Among the entries below, how many lines hold the word "AdMob"? Reply with the number only.

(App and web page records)
* * * * *
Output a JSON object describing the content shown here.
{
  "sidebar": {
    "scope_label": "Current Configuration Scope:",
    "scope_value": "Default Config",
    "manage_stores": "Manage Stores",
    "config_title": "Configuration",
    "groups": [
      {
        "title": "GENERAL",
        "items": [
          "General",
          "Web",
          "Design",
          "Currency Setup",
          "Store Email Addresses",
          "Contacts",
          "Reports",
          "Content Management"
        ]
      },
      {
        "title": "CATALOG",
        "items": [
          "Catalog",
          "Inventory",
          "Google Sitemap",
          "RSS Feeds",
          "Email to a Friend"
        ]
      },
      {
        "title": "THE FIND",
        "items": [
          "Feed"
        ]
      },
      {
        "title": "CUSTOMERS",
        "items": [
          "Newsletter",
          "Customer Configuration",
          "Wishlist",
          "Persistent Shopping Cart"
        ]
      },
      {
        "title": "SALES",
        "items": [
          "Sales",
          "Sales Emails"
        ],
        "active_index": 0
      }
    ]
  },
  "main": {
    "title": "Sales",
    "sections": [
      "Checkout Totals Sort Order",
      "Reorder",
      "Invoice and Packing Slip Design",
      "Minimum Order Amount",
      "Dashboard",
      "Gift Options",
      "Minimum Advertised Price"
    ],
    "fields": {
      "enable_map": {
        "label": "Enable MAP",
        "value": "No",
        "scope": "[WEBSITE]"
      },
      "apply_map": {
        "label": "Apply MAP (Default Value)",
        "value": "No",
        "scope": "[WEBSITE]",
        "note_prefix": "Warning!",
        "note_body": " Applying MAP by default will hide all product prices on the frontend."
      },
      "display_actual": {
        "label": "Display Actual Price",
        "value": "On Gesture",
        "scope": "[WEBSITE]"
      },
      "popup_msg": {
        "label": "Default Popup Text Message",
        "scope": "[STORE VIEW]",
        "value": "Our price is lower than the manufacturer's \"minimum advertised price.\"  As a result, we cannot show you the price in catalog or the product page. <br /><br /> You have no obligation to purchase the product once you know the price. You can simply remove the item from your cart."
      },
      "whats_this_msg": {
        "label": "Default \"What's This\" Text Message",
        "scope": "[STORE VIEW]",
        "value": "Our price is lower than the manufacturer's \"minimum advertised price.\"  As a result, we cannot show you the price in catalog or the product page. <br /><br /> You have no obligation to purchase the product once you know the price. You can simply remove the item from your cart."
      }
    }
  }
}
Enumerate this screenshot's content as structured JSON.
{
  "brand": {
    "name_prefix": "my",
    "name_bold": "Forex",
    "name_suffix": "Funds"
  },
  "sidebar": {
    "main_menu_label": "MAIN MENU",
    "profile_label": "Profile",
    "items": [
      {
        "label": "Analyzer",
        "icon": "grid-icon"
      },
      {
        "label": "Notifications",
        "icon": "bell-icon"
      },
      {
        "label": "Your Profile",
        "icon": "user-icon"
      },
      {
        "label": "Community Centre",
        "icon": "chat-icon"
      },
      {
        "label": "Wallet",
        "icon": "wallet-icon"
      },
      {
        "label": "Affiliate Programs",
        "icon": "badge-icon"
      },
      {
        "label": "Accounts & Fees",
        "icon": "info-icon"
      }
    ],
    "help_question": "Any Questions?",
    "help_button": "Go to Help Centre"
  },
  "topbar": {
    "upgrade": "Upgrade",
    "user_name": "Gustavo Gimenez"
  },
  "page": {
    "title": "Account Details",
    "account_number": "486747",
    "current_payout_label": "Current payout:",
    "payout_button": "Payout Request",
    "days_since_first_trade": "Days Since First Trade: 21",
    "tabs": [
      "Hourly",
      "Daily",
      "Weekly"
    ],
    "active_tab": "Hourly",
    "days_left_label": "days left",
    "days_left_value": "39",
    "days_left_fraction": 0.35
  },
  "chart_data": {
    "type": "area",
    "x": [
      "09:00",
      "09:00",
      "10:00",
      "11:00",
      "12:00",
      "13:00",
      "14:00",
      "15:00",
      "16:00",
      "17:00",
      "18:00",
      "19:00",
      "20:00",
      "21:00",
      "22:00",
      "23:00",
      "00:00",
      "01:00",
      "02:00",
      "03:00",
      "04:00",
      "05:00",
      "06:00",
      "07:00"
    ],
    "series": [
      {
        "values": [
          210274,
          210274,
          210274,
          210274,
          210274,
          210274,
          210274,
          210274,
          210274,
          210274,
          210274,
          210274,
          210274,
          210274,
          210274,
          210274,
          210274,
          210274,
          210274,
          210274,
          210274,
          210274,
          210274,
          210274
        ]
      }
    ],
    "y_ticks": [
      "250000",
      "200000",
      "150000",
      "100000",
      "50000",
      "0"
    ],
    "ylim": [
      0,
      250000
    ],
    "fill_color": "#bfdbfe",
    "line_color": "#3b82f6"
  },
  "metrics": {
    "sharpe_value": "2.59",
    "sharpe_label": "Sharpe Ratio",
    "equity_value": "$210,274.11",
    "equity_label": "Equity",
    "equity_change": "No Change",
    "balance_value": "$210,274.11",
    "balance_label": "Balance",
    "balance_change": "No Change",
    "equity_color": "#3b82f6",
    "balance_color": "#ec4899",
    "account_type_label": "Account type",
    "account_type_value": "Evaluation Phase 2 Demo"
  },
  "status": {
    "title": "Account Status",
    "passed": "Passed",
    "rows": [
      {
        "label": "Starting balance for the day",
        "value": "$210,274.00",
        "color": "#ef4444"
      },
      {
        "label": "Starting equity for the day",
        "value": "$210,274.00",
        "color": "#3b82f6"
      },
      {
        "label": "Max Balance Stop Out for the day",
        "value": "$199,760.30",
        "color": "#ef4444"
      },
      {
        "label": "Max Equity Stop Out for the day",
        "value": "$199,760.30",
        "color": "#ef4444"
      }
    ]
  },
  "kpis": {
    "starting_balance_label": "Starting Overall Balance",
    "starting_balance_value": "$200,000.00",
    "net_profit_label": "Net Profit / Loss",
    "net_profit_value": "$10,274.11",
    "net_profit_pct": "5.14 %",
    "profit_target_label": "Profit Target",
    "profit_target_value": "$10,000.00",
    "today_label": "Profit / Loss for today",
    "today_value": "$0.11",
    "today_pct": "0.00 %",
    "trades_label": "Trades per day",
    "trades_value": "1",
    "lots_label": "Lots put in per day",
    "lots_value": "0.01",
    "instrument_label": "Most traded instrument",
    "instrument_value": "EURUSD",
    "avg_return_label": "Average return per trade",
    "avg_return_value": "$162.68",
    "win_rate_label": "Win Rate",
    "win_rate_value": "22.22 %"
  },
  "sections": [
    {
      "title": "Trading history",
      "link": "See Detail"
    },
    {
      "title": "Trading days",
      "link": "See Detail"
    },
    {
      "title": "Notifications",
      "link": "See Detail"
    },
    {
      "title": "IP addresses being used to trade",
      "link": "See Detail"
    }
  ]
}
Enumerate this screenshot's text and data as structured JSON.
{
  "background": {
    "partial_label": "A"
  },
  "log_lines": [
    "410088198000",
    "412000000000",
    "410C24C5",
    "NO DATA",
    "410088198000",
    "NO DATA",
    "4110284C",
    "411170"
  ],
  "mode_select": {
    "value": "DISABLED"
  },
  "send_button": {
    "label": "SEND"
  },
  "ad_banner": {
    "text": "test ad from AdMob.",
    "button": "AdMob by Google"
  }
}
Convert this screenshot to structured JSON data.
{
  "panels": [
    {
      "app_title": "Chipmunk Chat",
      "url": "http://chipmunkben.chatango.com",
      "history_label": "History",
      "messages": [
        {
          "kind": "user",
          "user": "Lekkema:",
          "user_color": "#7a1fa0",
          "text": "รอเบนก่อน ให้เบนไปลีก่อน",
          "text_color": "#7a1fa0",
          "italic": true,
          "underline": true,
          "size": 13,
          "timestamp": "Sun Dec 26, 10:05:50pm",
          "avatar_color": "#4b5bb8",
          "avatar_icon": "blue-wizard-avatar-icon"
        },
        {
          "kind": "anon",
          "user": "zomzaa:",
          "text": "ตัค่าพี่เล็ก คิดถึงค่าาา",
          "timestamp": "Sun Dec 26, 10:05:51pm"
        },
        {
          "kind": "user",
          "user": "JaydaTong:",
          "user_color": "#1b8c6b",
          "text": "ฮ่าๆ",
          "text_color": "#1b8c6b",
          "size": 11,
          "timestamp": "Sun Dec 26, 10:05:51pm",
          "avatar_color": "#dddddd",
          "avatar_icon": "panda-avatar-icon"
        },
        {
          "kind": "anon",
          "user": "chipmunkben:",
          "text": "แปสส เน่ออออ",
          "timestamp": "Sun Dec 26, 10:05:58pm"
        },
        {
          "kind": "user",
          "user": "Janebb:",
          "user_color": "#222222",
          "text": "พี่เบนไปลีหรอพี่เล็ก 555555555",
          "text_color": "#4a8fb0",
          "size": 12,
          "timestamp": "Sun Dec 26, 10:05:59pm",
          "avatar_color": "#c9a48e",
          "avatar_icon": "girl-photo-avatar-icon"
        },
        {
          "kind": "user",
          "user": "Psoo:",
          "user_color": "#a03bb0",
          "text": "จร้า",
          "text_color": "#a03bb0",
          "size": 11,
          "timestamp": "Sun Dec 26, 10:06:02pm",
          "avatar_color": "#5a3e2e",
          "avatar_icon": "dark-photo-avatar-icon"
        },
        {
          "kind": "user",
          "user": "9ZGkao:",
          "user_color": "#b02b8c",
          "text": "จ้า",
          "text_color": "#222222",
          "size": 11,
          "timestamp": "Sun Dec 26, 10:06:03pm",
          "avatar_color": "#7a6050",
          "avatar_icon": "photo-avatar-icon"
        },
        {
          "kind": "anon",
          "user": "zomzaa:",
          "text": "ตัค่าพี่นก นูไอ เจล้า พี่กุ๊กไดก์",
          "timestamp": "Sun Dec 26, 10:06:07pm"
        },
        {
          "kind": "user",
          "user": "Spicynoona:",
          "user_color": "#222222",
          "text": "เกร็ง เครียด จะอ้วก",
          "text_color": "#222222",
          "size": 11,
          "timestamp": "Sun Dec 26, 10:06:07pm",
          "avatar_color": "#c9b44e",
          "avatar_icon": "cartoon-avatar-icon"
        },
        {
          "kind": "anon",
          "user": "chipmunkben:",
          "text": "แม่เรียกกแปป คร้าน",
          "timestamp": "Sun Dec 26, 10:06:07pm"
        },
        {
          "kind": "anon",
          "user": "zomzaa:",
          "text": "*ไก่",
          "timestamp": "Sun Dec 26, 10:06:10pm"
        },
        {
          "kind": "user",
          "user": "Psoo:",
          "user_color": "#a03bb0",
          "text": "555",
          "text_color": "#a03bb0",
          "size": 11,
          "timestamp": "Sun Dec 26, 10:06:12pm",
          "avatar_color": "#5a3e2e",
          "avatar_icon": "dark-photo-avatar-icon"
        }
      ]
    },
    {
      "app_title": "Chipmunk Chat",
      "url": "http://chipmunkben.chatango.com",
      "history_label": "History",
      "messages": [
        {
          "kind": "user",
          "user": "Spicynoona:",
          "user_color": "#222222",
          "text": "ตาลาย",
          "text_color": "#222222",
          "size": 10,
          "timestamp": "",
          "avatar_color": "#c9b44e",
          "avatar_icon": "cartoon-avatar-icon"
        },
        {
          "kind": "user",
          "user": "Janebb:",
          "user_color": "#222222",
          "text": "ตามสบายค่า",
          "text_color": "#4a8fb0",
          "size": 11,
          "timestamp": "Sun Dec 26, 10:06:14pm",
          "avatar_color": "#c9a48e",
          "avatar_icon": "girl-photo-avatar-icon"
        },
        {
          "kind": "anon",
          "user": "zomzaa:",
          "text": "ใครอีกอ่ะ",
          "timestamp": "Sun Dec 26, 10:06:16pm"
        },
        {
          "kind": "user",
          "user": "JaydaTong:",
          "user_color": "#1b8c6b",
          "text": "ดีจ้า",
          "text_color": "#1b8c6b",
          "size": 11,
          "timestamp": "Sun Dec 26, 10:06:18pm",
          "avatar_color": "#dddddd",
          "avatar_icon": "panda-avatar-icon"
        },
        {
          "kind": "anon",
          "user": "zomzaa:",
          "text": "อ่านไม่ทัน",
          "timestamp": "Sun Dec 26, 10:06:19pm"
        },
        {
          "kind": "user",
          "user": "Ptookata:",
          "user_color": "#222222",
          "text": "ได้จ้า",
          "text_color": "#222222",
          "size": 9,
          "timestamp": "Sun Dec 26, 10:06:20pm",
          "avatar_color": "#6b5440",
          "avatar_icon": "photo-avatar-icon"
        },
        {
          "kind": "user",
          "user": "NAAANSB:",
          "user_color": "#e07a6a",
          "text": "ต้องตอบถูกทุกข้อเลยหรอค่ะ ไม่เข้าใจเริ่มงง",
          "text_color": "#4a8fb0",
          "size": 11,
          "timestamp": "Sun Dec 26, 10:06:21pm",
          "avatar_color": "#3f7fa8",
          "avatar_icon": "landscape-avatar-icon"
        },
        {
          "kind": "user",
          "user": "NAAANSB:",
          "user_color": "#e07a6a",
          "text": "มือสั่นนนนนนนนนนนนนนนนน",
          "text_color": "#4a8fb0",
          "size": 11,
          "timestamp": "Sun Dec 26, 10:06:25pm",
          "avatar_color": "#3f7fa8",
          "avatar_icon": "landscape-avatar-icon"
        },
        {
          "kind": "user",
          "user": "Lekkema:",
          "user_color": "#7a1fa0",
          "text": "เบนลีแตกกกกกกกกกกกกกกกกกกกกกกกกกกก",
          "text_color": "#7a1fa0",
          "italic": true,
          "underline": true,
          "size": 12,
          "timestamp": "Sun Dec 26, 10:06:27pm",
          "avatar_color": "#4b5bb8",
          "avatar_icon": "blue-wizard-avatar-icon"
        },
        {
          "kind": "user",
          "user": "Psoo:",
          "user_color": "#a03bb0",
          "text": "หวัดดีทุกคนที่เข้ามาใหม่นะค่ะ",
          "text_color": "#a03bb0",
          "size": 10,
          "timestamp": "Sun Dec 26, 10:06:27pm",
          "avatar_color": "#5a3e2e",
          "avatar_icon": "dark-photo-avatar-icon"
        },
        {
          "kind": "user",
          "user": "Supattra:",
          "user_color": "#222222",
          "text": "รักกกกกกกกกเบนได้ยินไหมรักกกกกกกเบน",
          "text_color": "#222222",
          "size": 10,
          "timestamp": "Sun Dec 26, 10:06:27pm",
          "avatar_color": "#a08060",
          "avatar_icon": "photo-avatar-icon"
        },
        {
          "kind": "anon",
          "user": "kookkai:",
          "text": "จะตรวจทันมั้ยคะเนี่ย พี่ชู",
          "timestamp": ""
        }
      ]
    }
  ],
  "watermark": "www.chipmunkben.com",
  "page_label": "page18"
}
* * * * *
**OUTPUT FOR THIS EXERCISE**
2